The Story of the Saint-Point Castle
Alphonse de Lamartine turned it into an English neogothic castle, thus making it one of the rare examples of this architectural style in France.
A Devastated Medieval Castle
The Saint-Point castle and its farmlands were acquired by Alphonse de Lamartine’s father, Pierre de Lamartine, chevalier de Pratz, in 1801.
According to the diary of Alix des Roys, Alphonse de Lamartine’s mother, the castle was abandoned after being ravaged during the French revolution. The roof was damaged, doors and windows shattered, the furniture pillaged.
“The castle is almost a ruin,” we read in the Manuscrit de ma mère [My Mother’s Manuscript] on the 16th of June 1801, “all the walls are bare, crests and chimneys have been smashed with iron bars by peasants from faraway land during the Great Fear of 1789. Nothing here can be flattering to the self-esteem.”
In 1820, Alphonse de Lamartine inherited in advance the Saint-Point castle, on the occasion of his wedding with Mary-Ann Birch.
Saint-Point, neogothic castle
He made the castle his family house and began to restore it in the Anglo-Saxon gothic style that he had discovered during a trip in England, home country of his wife.
Thanks to the massive success of the Méditations, the poet made a fortune and launched ambitious restoration work on the castle. He had a quatrefoil gallery built with a terrace between the two towers on the east wing, and on the west wing a neogothic portico preceding the main entrance to the castle. Both are ornamented by its emblem, the cloverleaf. At the angle of the stables and the orangery, a Sarrasine tower also named “tour de l’horloge” [clock tower] was built. In the meantime, he arranged the gardens in the English style as well.
Quatrefoil gallery with cloverleaf motif
The neogothic portico
The clock tower
While in Saint-Point, Lamartine wrote part of the Harmonies poétiques et religieuses published in 1830.
A few years later in 1853, Lamartine had a pavilion built and attached to the south façade where he settled his bedroom, which was connected to his office and served by a staircase built within a tower. Lamartine’s bedroom and office are listed as Monuments historiques (important sites of cultural heritage in France) and have been preserved as they were when Lamartine passed away.

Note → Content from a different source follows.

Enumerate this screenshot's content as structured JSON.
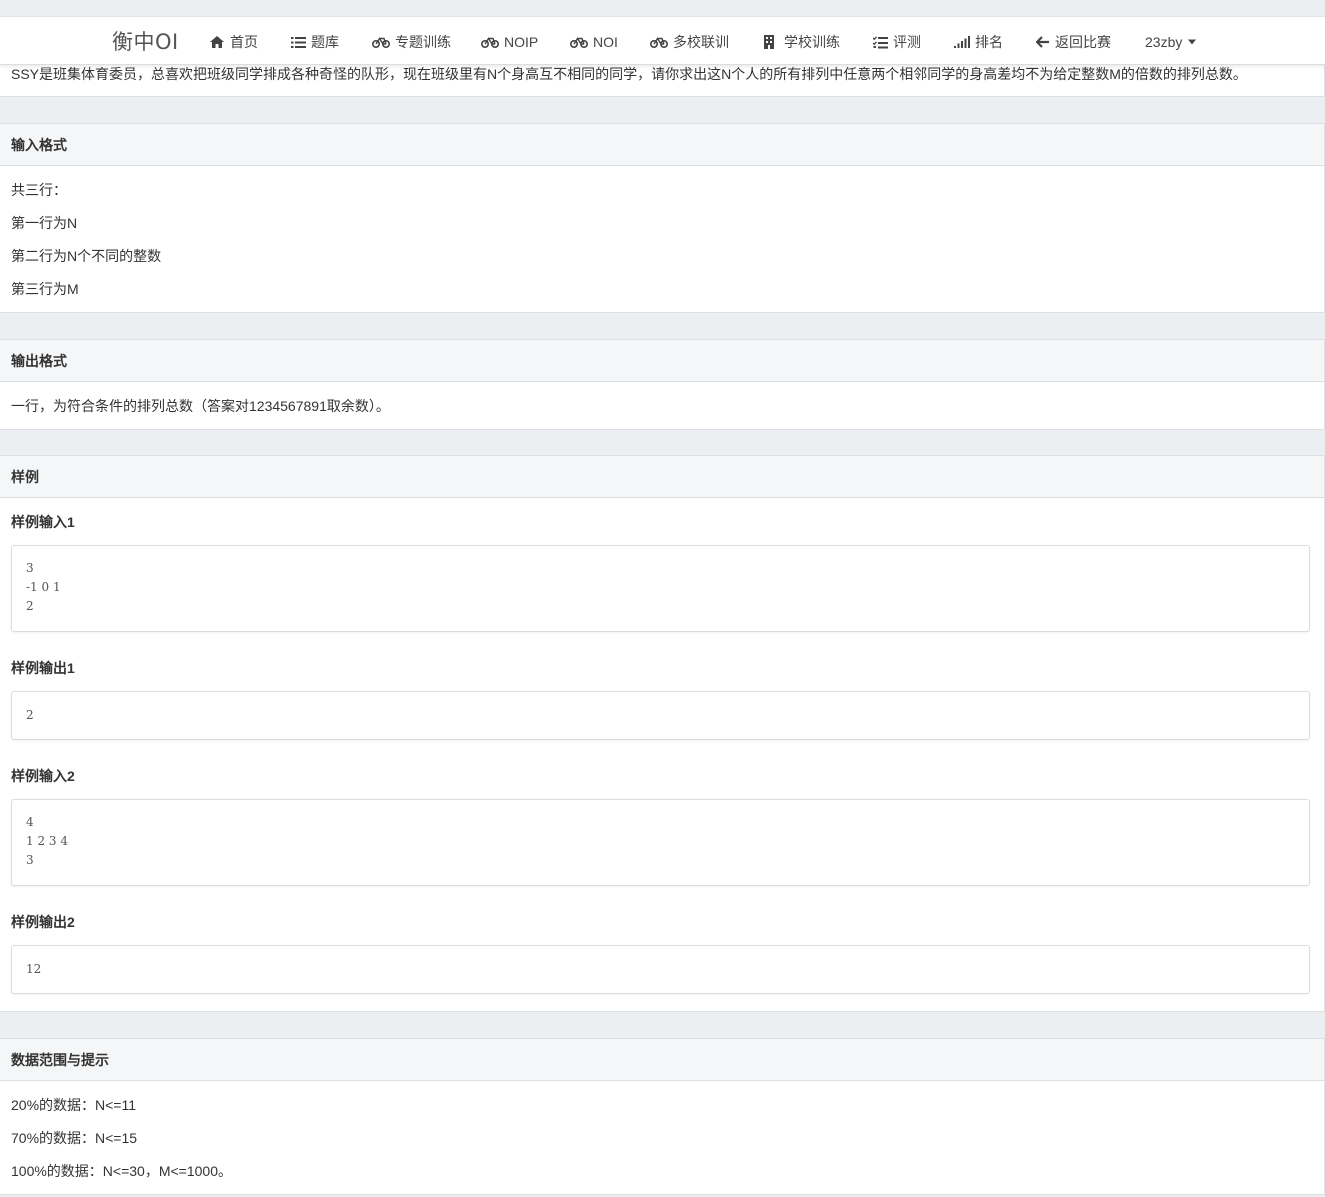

The pavilion built in 1853
Lamartine was very fond of this house and hosted many artists, writers and friends such as Victor Hugo, Charles Nodier, George Sand, Franz Liszt, Frédéric Chopin, Alexandre Dumas, Eugène Sue, Sophie Gay or Hubert Saladin.
Alphonse de Lamartine’s tomb

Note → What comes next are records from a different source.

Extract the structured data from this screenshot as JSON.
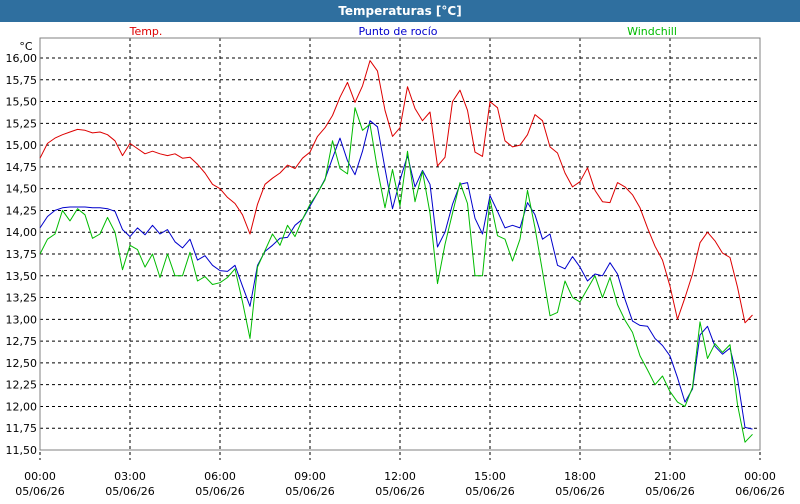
{
  "window": {
    "title": "Temperaturas [°C]"
  },
  "colors": {
    "temp": "#dd0000",
    "dew": "#0000cc",
    "wind": "#00bb00",
    "title_bg": "#2f6f9f",
    "grid": "#000000"
  },
  "chart_data": {
    "type": "line",
    "title": "Temperaturas [°C]",
    "ylabel": "°C",
    "ylim": [
      11.5,
      16.0
    ],
    "y_ticks": [
      "16,00",
      "15,75",
      "15,50",
      "15,25",
      "15,00",
      "14,75",
      "14,50",
      "14,25",
      "14,00",
      "13,75",
      "13,50",
      "13,25",
      "13,00",
      "12,75",
      "12,50",
      "12,25",
      "12,00",
      "11,75",
      "11,50"
    ],
    "y_tick_values": [
      16.0,
      15.75,
      15.5,
      15.25,
      15.0,
      14.75,
      14.5,
      14.25,
      14.0,
      13.75,
      13.5,
      13.25,
      13.0,
      12.75,
      12.5,
      12.25,
      12.0,
      11.75,
      11.5
    ],
    "x_ticks": [
      {
        "time": "00:00",
        "date": "05/06/26",
        "hour": 0
      },
      {
        "time": "03:00",
        "date": "05/06/26",
        "hour": 3
      },
      {
        "time": "06:00",
        "date": "05/06/26",
        "hour": 6
      },
      {
        "time": "09:00",
        "date": "05/06/26",
        "hour": 9
      },
      {
        "time": "12:00",
        "date": "05/06/26",
        "hour": 12
      },
      {
        "time": "15:00",
        "date": "05/06/26",
        "hour": 15
      },
      {
        "time": "18:00",
        "date": "05/06/26",
        "hour": 18
      },
      {
        "time": "21:00",
        "date": "05/06/26",
        "hour": 21
      },
      {
        "time": "00:00",
        "date": "06/06/26",
        "hour": 24
      }
    ],
    "grid": true,
    "legend_position": "top",
    "series": [
      {
        "name": "Temp.",
        "color_key": "temp",
        "points": [
          [
            0,
            14.85
          ],
          [
            0.25,
            15.02
          ],
          [
            0.5,
            15.08
          ],
          [
            0.75,
            15.12
          ],
          [
            1.0,
            15.15
          ],
          [
            1.25,
            15.18
          ],
          [
            1.5,
            15.17
          ],
          [
            1.75,
            15.14
          ],
          [
            2.0,
            15.15
          ],
          [
            2.25,
            15.12
          ],
          [
            2.5,
            15.05
          ],
          [
            2.75,
            14.88
          ],
          [
            3.0,
            15.02
          ],
          [
            3.25,
            14.96
          ],
          [
            3.5,
            14.9
          ],
          [
            3.75,
            14.93
          ],
          [
            4.0,
            14.9
          ],
          [
            4.25,
            14.88
          ],
          [
            4.5,
            14.9
          ],
          [
            4.75,
            14.85
          ],
          [
            5.0,
            14.86
          ],
          [
            5.25,
            14.78
          ],
          [
            5.5,
            14.68
          ],
          [
            5.75,
            14.55
          ],
          [
            6.0,
            14.5
          ],
          [
            6.25,
            14.4
          ],
          [
            6.5,
            14.33
          ],
          [
            6.75,
            14.2
          ],
          [
            7.0,
            13.98
          ],
          [
            7.25,
            14.32
          ],
          [
            7.5,
            14.55
          ],
          [
            7.75,
            14.62
          ],
          [
            8.0,
            14.68
          ],
          [
            8.25,
            14.77
          ],
          [
            8.5,
            14.73
          ],
          [
            8.75,
            14.85
          ],
          [
            9.0,
            14.92
          ],
          [
            9.25,
            15.1
          ],
          [
            9.5,
            15.2
          ],
          [
            9.75,
            15.34
          ],
          [
            10.0,
            15.55
          ],
          [
            10.25,
            15.72
          ],
          [
            10.5,
            15.49
          ],
          [
            10.75,
            15.68
          ],
          [
            11.0,
            15.97
          ],
          [
            11.25,
            15.85
          ],
          [
            11.5,
            15.4
          ],
          [
            11.75,
            15.1
          ],
          [
            12.0,
            15.2
          ],
          [
            12.25,
            15.67
          ],
          [
            12.5,
            15.42
          ],
          [
            12.75,
            15.28
          ],
          [
            13.0,
            15.38
          ],
          [
            13.25,
            14.76
          ],
          [
            13.5,
            14.86
          ],
          [
            13.75,
            15.5
          ],
          [
            14.0,
            15.63
          ],
          [
            14.25,
            15.4
          ],
          [
            14.5,
            14.92
          ],
          [
            14.75,
            14.87
          ],
          [
            15.0,
            15.5
          ],
          [
            15.25,
            15.43
          ],
          [
            15.5,
            15.05
          ],
          [
            15.75,
            14.98
          ],
          [
            16.0,
            15.0
          ],
          [
            16.25,
            15.12
          ],
          [
            16.5,
            15.35
          ],
          [
            16.75,
            15.28
          ],
          [
            17.0,
            14.98
          ],
          [
            17.25,
            14.91
          ],
          [
            17.5,
            14.68
          ],
          [
            17.75,
            14.52
          ],
          [
            18.0,
            14.58
          ],
          [
            18.25,
            14.74
          ],
          [
            18.5,
            14.48
          ],
          [
            18.75,
            14.35
          ],
          [
            19.0,
            14.34
          ],
          [
            19.25,
            14.57
          ],
          [
            19.5,
            14.52
          ],
          [
            19.75,
            14.43
          ],
          [
            20.0,
            14.28
          ],
          [
            20.25,
            14.05
          ],
          [
            20.5,
            13.84
          ],
          [
            20.75,
            13.68
          ],
          [
            21.0,
            13.38
          ],
          [
            21.25,
            13.0
          ],
          [
            21.5,
            13.25
          ],
          [
            21.75,
            13.52
          ],
          [
            22.0,
            13.88
          ],
          [
            22.25,
            14.0
          ],
          [
            22.5,
            13.9
          ],
          [
            22.75,
            13.76
          ],
          [
            23.0,
            13.71
          ],
          [
            23.25,
            13.37
          ],
          [
            23.5,
            12.96
          ],
          [
            23.75,
            13.05
          ]
        ]
      },
      {
        "name": "Punto de rocío",
        "color_key": "dew",
        "points": [
          [
            0,
            14.05
          ],
          [
            0.25,
            14.18
          ],
          [
            0.5,
            14.25
          ],
          [
            0.75,
            14.28
          ],
          [
            1.0,
            14.29
          ],
          [
            1.25,
            14.29
          ],
          [
            1.5,
            14.29
          ],
          [
            1.75,
            14.28
          ],
          [
            2.0,
            14.28
          ],
          [
            2.25,
            14.27
          ],
          [
            2.5,
            14.24
          ],
          [
            2.75,
            14.03
          ],
          [
            3.0,
            13.95
          ],
          [
            3.25,
            14.05
          ],
          [
            3.5,
            13.97
          ],
          [
            3.75,
            14.08
          ],
          [
            4.0,
            13.98
          ],
          [
            4.25,
            14.03
          ],
          [
            4.5,
            13.89
          ],
          [
            4.75,
            13.82
          ],
          [
            5.0,
            13.92
          ],
          [
            5.25,
            13.68
          ],
          [
            5.5,
            13.73
          ],
          [
            5.75,
            13.62
          ],
          [
            6.0,
            13.56
          ],
          [
            6.25,
            13.55
          ],
          [
            6.5,
            13.62
          ],
          [
            6.75,
            13.38
          ],
          [
            7.0,
            13.15
          ],
          [
            7.25,
            13.62
          ],
          [
            7.5,
            13.78
          ],
          [
            7.75,
            13.85
          ],
          [
            8.0,
            13.93
          ],
          [
            8.25,
            13.94
          ],
          [
            8.5,
            14.08
          ],
          [
            8.75,
            14.15
          ],
          [
            9.0,
            14.3
          ],
          [
            9.25,
            14.45
          ],
          [
            9.5,
            14.61
          ],
          [
            9.75,
            14.85
          ],
          [
            10.0,
            15.08
          ],
          [
            10.25,
            14.82
          ],
          [
            10.5,
            14.66
          ],
          [
            10.75,
            14.93
          ],
          [
            11.0,
            15.28
          ],
          [
            11.25,
            15.21
          ],
          [
            11.5,
            14.73
          ],
          [
            11.75,
            14.27
          ],
          [
            12.0,
            14.6
          ],
          [
            12.25,
            14.88
          ],
          [
            12.5,
            14.52
          ],
          [
            12.75,
            14.71
          ],
          [
            13.0,
            14.55
          ],
          [
            13.25,
            13.83
          ],
          [
            13.5,
            14.0
          ],
          [
            13.75,
            14.32
          ],
          [
            14.0,
            14.55
          ],
          [
            14.25,
            14.57
          ],
          [
            14.5,
            14.16
          ],
          [
            14.75,
            13.98
          ],
          [
            15.0,
            14.42
          ],
          [
            15.25,
            14.24
          ],
          [
            15.5,
            14.05
          ],
          [
            15.75,
            14.08
          ],
          [
            16.0,
            14.05
          ],
          [
            16.25,
            14.34
          ],
          [
            16.5,
            14.2
          ],
          [
            16.75,
            13.92
          ],
          [
            17.0,
            13.98
          ],
          [
            17.25,
            13.62
          ],
          [
            17.5,
            13.58
          ],
          [
            17.75,
            13.72
          ],
          [
            18.0,
            13.6
          ],
          [
            18.25,
            13.44
          ],
          [
            18.5,
            13.52
          ],
          [
            18.75,
            13.5
          ],
          [
            19.0,
            13.65
          ],
          [
            19.25,
            13.52
          ],
          [
            19.5,
            13.23
          ],
          [
            19.75,
            12.98
          ],
          [
            20.0,
            12.93
          ],
          [
            20.25,
            12.92
          ],
          [
            20.5,
            12.78
          ],
          [
            20.75,
            12.7
          ],
          [
            21.0,
            12.58
          ],
          [
            21.25,
            12.33
          ],
          [
            21.5,
            12.05
          ],
          [
            21.75,
            12.2
          ],
          [
            22.0,
            12.82
          ],
          [
            22.25,
            12.92
          ],
          [
            22.5,
            12.69
          ],
          [
            22.75,
            12.6
          ],
          [
            23.0,
            12.67
          ],
          [
            23.25,
            12.32
          ],
          [
            23.5,
            11.76
          ],
          [
            23.75,
            11.74
          ]
        ]
      },
      {
        "name": "Windchill",
        "color_key": "wind",
        "points": [
          [
            0,
            13.75
          ],
          [
            0.25,
            13.92
          ],
          [
            0.5,
            13.98
          ],
          [
            0.75,
            14.25
          ],
          [
            1.0,
            14.13
          ],
          [
            1.25,
            14.27
          ],
          [
            1.5,
            14.2
          ],
          [
            1.75,
            13.93
          ],
          [
            2.0,
            13.98
          ],
          [
            2.25,
            14.17
          ],
          [
            2.5,
            14.0
          ],
          [
            2.75,
            13.57
          ],
          [
            3.0,
            13.85
          ],
          [
            3.25,
            13.8
          ],
          [
            3.5,
            13.6
          ],
          [
            3.75,
            13.75
          ],
          [
            4.0,
            13.48
          ],
          [
            4.25,
            13.75
          ],
          [
            4.5,
            13.5
          ],
          [
            4.75,
            13.5
          ],
          [
            5.0,
            13.77
          ],
          [
            5.25,
            13.44
          ],
          [
            5.5,
            13.49
          ],
          [
            5.75,
            13.4
          ],
          [
            6.0,
            13.42
          ],
          [
            6.25,
            13.48
          ],
          [
            6.5,
            13.58
          ],
          [
            6.75,
            13.2
          ],
          [
            7.0,
            12.78
          ],
          [
            7.25,
            13.6
          ],
          [
            7.75,
            13.98
          ],
          [
            8.0,
            13.85
          ],
          [
            8.25,
            14.08
          ],
          [
            8.5,
            13.95
          ],
          [
            8.75,
            14.15
          ],
          [
            9.0,
            14.32
          ],
          [
            9.25,
            14.45
          ],
          [
            9.5,
            14.6
          ],
          [
            9.75,
            15.05
          ],
          [
            10.0,
            14.73
          ],
          [
            10.25,
            14.67
          ],
          [
            10.5,
            15.43
          ],
          [
            10.75,
            15.17
          ],
          [
            11.0,
            15.24
          ],
          [
            11.25,
            14.72
          ],
          [
            11.5,
            14.28
          ],
          [
            11.75,
            14.72
          ],
          [
            12.0,
            14.3
          ],
          [
            12.25,
            14.93
          ],
          [
            12.5,
            14.35
          ],
          [
            12.75,
            14.7
          ],
          [
            13.0,
            14.22
          ],
          [
            13.25,
            13.41
          ],
          [
            13.5,
            13.86
          ],
          [
            13.75,
            14.22
          ],
          [
            14.0,
            14.57
          ],
          [
            14.25,
            14.33
          ],
          [
            14.5,
            13.5
          ],
          [
            14.75,
            13.5
          ],
          [
            15.0,
            14.38
          ],
          [
            15.25,
            13.96
          ],
          [
            15.5,
            13.92
          ],
          [
            15.75,
            13.67
          ],
          [
            16.0,
            13.92
          ],
          [
            16.25,
            14.48
          ],
          [
            16.5,
            14.05
          ],
          [
            16.75,
            13.55
          ],
          [
            17.0,
            13.04
          ],
          [
            17.25,
            13.08
          ],
          [
            17.5,
            13.44
          ],
          [
            17.75,
            13.25
          ],
          [
            18.0,
            13.2
          ],
          [
            18.25,
            13.35
          ],
          [
            18.5,
            13.5
          ],
          [
            18.75,
            13.25
          ],
          [
            19.0,
            13.48
          ],
          [
            19.25,
            13.17
          ],
          [
            19.5,
            12.99
          ],
          [
            19.75,
            12.85
          ],
          [
            20.0,
            12.58
          ],
          [
            20.25,
            12.42
          ],
          [
            20.5,
            12.25
          ],
          [
            20.75,
            12.35
          ],
          [
            21.0,
            12.17
          ],
          [
            21.25,
            12.05
          ],
          [
            21.5,
            12.0
          ],
          [
            21.75,
            12.22
          ],
          [
            22.0,
            12.97
          ],
          [
            22.25,
            12.55
          ],
          [
            22.5,
            12.72
          ],
          [
            22.75,
            12.62
          ],
          [
            23.0,
            12.71
          ],
          [
            23.25,
            12.02
          ],
          [
            23.5,
            11.59
          ],
          [
            23.75,
            11.68
          ]
        ]
      }
    ]
  }
}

Alphonse de Lamartine’s tomb
After his mother passed away in 1829, he had built, in the western section of the park, a roman church and a neogothic family vault, which serves as the resting place for his mother, his two children, his mother-in-law and his wife. In 1869, a huge crowd accompanied his body to this tomb. His niece, Valentine de Cessiat, who succeeded so well in keeping his memory alive, was the last one to be buried there in 1894.